Requirement —
Which lines of the entries contain the word "this"? Please list them.

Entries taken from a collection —
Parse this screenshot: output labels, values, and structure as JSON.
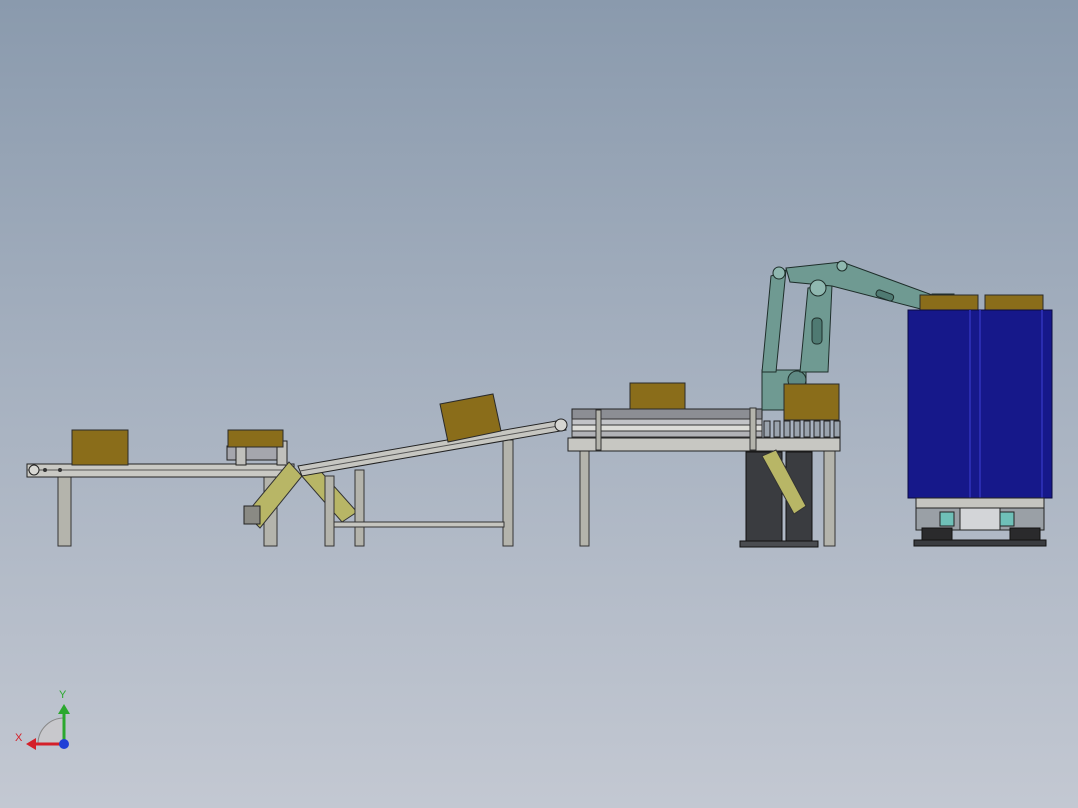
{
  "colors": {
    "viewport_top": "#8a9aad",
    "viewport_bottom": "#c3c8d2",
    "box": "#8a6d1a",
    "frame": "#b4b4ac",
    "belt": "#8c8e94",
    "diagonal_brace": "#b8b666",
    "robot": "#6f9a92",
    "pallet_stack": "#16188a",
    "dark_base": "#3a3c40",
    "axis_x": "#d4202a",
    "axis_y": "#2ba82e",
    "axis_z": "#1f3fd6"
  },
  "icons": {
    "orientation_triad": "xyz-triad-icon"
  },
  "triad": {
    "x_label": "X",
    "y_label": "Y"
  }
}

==

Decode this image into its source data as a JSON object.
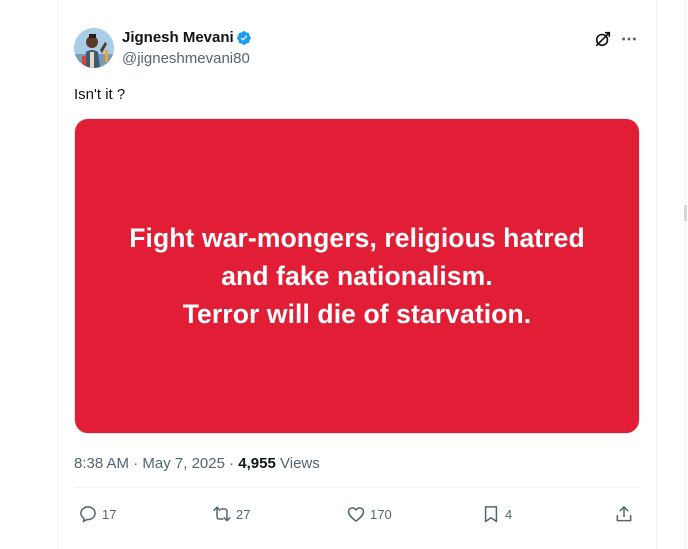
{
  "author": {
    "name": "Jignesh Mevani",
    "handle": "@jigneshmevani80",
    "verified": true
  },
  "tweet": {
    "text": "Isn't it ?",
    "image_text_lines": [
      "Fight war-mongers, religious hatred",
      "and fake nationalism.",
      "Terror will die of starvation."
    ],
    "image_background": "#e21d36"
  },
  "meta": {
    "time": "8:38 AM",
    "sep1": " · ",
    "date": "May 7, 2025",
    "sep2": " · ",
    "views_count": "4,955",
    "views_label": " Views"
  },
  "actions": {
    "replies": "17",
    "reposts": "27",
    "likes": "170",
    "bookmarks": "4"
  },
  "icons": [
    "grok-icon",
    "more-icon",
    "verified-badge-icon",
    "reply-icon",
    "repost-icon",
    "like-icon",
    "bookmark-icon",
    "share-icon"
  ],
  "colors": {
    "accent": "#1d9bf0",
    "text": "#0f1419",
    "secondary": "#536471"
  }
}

Answer section —
Parse this screenshot: output labels, values, and structure as JSON.
Decode this image into its source data as a JSON object.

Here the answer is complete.